I am somewhat interested in balance and possible interactions in the hands of PCs, but this is not intended for PC use. If a good case is made for why it produces unbalancing interactions with other PC abilities, suggestions for changing it would be appreciated.
At current, I'm concerned that the drow NPCs would be hard pressed to deny using this everywhere. For the reasons described above, the PCs would most definitely get a lot of benefit from having access to this type of weapon.
As stated in the comments, the features of this weapon are akin to having both the Sentinel feat (to drop an opponent's movement to 0 with an AoO) and the Polearm Master feat (to attack an opponent as an AoO that enters your reach).
As I stated above, I would recommend a re-write to try and bring this in line with what's used in the MM first and foremost. As part of that re-write, I would strive to avoid language that intermingles language from the PHB as there's a lot of reasons to keep this out of the hands of players. I recommend the following:
Drow Wall Guard
Sticky Long Spear. Melee Weapon Attack: +2 to hit, reach 10 ft., one target. Hit: 6 (1d8+2) bludgeoning damage, and the target is grappled (escape DC12). Until this grapple ends, the drow wall guard can't use its sticky long spear on another target. The drow wall guard has disadvantage on sticky long spear attacks against a target within 5 feet of them.
A target that escapes the grapple must move directly away from the drow wall guard until out of their reach before resuming normal movement, this movement does not provoke an Attack of Opportunity for moving out of an opponent's reach.
Sticky Long Spear.

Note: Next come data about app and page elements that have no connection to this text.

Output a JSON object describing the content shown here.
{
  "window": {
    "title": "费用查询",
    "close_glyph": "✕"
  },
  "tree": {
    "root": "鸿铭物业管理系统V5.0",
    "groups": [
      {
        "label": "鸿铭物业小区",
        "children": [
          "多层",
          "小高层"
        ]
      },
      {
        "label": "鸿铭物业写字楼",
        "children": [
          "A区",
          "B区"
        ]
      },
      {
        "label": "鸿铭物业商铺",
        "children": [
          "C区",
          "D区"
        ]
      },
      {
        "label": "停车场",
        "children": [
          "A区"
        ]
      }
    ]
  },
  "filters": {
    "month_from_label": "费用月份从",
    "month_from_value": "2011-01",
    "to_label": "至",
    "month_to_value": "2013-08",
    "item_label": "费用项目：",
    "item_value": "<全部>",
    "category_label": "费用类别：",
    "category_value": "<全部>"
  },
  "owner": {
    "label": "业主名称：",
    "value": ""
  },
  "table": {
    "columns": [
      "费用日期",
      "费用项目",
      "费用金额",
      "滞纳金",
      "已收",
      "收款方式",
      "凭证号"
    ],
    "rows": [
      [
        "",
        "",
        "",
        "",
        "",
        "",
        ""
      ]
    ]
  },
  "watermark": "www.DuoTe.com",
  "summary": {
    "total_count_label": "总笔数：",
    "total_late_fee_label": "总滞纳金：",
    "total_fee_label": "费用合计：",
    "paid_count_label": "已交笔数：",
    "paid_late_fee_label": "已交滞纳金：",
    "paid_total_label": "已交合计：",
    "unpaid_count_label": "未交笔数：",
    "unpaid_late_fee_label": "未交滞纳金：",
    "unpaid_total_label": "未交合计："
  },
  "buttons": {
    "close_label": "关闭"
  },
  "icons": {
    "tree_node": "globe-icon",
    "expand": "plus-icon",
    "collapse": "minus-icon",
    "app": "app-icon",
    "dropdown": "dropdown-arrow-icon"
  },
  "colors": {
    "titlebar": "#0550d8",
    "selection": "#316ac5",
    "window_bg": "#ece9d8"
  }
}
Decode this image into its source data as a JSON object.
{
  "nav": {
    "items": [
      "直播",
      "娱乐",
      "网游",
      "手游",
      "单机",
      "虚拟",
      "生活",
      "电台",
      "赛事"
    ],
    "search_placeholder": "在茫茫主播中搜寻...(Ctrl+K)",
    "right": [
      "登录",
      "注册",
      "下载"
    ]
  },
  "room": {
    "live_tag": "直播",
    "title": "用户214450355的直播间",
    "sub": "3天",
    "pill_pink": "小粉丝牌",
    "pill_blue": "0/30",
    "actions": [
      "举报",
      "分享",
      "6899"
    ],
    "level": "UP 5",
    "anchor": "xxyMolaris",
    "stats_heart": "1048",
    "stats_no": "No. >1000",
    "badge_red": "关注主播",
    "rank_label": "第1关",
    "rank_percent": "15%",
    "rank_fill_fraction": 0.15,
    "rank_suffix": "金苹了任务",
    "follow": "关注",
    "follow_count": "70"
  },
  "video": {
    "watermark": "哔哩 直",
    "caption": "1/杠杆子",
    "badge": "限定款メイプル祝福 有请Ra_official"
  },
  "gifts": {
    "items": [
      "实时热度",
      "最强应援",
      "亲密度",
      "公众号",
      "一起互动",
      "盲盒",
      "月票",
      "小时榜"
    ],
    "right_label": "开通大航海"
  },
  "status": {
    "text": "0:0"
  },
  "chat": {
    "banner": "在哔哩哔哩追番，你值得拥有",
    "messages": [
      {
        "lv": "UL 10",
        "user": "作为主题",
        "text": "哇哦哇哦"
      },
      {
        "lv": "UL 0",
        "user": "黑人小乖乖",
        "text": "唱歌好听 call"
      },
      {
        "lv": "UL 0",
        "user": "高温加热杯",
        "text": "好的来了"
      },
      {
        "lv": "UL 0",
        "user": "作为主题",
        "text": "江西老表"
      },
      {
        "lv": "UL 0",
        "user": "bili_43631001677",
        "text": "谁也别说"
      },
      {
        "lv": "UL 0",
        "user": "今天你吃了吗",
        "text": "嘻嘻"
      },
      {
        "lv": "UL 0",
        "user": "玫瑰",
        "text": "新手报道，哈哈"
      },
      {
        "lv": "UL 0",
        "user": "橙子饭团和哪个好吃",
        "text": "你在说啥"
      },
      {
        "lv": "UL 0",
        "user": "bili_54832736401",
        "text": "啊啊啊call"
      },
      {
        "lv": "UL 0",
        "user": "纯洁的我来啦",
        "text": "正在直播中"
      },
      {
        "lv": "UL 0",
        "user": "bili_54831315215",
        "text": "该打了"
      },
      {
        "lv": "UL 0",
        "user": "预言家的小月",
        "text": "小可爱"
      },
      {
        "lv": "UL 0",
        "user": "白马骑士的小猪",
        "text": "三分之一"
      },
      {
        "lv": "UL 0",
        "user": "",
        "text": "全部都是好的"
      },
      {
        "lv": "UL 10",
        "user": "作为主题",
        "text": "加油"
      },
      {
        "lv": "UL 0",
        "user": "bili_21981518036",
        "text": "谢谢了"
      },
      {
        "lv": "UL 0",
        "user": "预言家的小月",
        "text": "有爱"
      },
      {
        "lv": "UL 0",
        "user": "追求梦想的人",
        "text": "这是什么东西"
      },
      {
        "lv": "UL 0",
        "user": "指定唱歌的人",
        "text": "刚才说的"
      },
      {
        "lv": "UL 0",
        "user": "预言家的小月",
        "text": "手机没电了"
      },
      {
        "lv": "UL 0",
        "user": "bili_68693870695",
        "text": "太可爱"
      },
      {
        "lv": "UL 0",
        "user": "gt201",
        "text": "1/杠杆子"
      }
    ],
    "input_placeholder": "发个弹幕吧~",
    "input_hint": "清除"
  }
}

The drow wall guard makes an attack with its sticky long spear when an opponent enters their reach.
This proposed revision used elements from the octopus, bandit captain, lance description, and pulled them together to create a custom weapon that's usable only by NPCs. You will note that I've removed any specific mentions of dropping an opponent's speed to 0, that language is inherent with the opponent becoming grappled.
You may wish to supplement with some language about how the long spears are regularly blessed by a priestess of Lolth to continue exuding webbing that's used to facilitate the grappling mechanic, but the webbing also glues the drow wall guard's hands to the spear (so they can't be easily disarmed). In doing so, you help restrict the usage of such a weapon beyond every rank and file soldier, and make it unusable by soldiers who are far away from the main cities, and finally make it so that these soldiers can't easily just switch to a better weapon when the situation devolves against them.